My mums a doctor and I don’t think she would understand and my other family members would probably just laugh at me but it’s been effecting me every day and I feel like crying and I just don’t know what to do. I’m not sure if it’s relevant but I display some symptoms of ocd (ritualistic behaviour and avoidance of certain numbers) which have always been there for as long as I can remember.

What do u think I should do? Honestly any guidance would be appreciated because I’m at an absolute loss here?

Thanks, and sorry once again that this is so stupid.

Unwanted Thoughts Regarding Anatomy

Answered by on -


First and foremost, nothing that you’ve written was stupid in any way. Having this kind of problem doesn’t make you stupid. I admire your willingness to seek help.

Secondly, what you have described could be a phobia or a related anxiety disorder. You mentioned that you have displayed some symptoms of obsessive-compulsive disorder (OCD). It’s possible that this is a progression of those symptoms.

OCD is an anxiety disorder that is characterized by symptoms of obsessions and compulsions. Many people have both. Obsessions involve repeated thoughts or urges that cause anxiety. Compulsions involve repetitive behaviors that an individual with OCD feels compelled to engage in.

OCD is a common anxiety disorder. It affects people across all ages of the spectrum but most people are diagnosed around the age of 19. Research indicates that the exact cause of OCD is unknown but many researchers attribute it to a combination of genetics, environment and potentially abnormalities in brain structure and functioning.

Too often, people dismiss anxiety as not being a serious problem. Untreated OCD can worsen over time. The good news is that it is highly treatable.

Treatments for OCD involve psychotherapy and/or medication. Some people prefer a combination of both but each case is different. Cognitive behavioral therapy (CBT) as well as exposure and response prevention (ERP) are to highly effective treatments for OCD.

You stated that your mother is a doctor but you don’t think that she will understand nor will your family members. Not only will they not understand, in your mind, but they are also going to laugh at you. I highly doubt that this will happen. They will likely be thankful that you came to them and will assist you in finding the right treatment.

In fact, they may be able to relate. Research has shown that anxiety is one of the most common mental health disorders in the United States. According to the National Institute of Mental Health, nearly 1/3 of all adolescents and adults have reported symptoms of anxiety. You’re not alone in your anxiousness.

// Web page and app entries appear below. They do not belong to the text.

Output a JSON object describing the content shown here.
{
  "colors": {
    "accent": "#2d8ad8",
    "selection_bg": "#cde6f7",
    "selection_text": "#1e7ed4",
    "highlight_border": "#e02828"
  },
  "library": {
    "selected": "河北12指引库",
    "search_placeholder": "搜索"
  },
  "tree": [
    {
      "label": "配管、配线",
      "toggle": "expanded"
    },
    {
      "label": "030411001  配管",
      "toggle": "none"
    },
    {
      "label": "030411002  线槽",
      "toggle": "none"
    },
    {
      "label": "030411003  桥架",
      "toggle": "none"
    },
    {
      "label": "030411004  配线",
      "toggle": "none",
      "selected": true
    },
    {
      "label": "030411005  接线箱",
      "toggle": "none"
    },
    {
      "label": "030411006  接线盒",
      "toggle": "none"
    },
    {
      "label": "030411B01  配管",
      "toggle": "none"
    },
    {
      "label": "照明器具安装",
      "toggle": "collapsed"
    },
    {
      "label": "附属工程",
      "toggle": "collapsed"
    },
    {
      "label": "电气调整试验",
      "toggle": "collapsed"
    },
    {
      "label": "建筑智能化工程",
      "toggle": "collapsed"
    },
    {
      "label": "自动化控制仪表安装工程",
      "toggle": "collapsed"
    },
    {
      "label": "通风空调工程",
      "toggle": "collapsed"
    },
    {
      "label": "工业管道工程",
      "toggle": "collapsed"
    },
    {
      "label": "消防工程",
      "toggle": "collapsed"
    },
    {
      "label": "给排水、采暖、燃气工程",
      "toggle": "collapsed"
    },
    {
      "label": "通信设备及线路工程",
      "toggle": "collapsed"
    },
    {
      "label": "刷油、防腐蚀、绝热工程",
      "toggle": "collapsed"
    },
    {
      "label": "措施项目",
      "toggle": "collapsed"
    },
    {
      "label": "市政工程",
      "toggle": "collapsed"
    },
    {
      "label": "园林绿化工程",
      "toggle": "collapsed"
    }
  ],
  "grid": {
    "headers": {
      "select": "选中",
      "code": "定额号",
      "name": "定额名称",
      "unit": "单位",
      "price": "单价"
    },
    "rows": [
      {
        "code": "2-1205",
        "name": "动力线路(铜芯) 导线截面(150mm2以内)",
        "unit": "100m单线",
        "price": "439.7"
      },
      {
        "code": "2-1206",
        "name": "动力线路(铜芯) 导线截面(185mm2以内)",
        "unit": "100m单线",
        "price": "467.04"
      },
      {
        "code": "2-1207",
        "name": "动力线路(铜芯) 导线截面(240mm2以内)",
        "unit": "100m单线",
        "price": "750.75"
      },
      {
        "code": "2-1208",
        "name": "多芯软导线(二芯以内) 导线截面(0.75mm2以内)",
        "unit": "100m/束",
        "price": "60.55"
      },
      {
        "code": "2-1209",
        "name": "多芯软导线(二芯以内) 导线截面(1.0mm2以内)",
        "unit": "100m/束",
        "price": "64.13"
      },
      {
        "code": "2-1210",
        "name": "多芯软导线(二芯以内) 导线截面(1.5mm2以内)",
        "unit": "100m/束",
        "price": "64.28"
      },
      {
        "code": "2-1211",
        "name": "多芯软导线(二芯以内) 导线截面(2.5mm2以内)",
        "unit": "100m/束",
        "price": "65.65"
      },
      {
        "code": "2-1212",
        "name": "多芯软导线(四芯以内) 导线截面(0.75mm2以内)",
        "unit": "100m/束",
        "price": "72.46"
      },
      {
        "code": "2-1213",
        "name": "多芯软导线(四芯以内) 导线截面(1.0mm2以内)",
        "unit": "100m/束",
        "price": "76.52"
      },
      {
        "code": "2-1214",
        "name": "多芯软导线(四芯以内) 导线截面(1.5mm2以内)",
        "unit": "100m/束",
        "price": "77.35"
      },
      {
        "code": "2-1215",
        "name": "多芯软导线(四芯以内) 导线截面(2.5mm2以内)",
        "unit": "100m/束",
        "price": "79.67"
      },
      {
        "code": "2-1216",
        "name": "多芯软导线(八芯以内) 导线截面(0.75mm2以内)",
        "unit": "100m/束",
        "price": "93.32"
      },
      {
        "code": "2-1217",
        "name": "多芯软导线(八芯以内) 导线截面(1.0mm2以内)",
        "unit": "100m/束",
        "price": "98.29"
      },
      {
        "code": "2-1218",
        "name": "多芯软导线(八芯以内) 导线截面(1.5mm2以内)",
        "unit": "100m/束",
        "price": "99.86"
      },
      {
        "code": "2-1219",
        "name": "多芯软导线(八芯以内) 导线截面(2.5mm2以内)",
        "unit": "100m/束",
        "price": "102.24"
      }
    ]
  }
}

I would highly recommend speaking to your parents about this issue. If it’s easier, you might give them the letter that you wrote to us here at Psych Central. It presents your symptoms in an easy to understand way. Your letter could also help them to understand some of the fear and shame you have around the possibility of having an anxiety disorder. Giving them that letter would be a good place to start.

There’s no shame in experiencing anxiety. Virtually everyone will experience anxiety at some point in their course of their lives. Some will experience it worse than others. Thankfully, treatments do exist and it can be corrected. Thank you for your question. Please take care.

Dr. Kristina Randle

Unwanted Thoughts Regarding Anatomy

Therapists live, online right now, from BetterHelp:

Kristina Randle, Ph.D., LCSW

Kristina Randle, Ph.D., LCSW is a licensed psychotherapist and Assistant Professor of Social Work and Forensics with extensive experience in the field of mental health. She works in private practice with adults, adolescents and families. Kristina has worked in a large array of settings including community mental health, college counseling and university research centers.

APA Reference
Randle, K. (2019). Unwanted Thoughts Regarding Anatomy. Psych Central. Retrieved on November 24, 2020, from
Scientifically Reviewed
Last updated: 28 Oct 2019 (Originally: 30 Oct 2019)
Last reviewed: By a member of our scientific advisory board on 28 Oct 2019
Published on Psych All rights reserved.